Entries shown START

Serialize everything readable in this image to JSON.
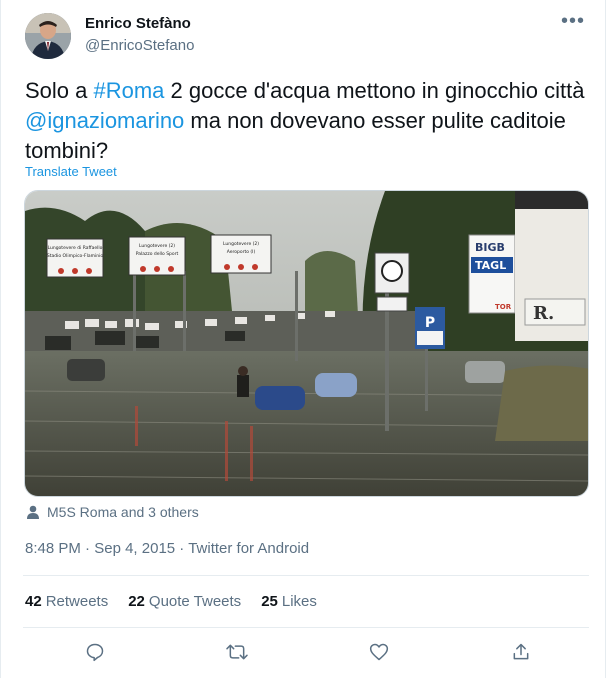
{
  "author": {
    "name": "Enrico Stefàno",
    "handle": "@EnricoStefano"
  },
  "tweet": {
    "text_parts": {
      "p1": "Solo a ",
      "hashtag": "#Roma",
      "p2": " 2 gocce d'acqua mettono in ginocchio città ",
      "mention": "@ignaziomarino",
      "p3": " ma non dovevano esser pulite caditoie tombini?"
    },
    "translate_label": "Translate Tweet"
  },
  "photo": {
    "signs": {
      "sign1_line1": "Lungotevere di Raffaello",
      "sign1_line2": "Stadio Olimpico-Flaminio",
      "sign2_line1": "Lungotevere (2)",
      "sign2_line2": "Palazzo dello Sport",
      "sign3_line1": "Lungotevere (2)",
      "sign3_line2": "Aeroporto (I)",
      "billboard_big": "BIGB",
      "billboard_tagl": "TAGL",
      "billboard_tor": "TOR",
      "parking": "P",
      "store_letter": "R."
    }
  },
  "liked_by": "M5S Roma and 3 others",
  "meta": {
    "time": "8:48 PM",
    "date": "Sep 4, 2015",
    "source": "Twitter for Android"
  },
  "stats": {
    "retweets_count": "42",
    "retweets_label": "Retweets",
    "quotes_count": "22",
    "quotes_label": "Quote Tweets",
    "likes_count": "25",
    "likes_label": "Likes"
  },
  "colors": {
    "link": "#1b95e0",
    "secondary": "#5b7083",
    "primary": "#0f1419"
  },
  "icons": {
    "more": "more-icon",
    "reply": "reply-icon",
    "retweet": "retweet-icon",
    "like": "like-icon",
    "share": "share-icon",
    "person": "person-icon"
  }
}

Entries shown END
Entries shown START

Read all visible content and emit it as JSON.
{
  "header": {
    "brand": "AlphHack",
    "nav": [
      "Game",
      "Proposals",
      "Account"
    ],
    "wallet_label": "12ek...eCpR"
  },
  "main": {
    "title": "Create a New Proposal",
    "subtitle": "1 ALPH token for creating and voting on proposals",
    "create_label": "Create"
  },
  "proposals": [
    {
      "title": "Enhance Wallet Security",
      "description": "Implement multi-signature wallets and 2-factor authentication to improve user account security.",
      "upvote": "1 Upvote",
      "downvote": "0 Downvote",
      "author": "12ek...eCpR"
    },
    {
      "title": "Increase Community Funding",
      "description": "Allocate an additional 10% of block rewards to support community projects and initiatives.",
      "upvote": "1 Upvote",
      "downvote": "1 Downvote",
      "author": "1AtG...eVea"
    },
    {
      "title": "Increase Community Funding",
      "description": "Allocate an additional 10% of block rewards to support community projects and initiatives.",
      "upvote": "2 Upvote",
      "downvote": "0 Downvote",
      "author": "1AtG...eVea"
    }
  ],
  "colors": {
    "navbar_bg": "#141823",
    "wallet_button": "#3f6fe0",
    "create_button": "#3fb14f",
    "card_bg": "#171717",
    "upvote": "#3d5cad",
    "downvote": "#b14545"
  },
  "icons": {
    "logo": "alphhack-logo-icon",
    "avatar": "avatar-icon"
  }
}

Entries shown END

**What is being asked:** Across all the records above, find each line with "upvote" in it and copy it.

**Finished task:**
      "upvote": "1 Upvote",
      "upvote": "1 Upvote",
      "upvote": "2 Upvote",
    "upvote": "#3d5cad",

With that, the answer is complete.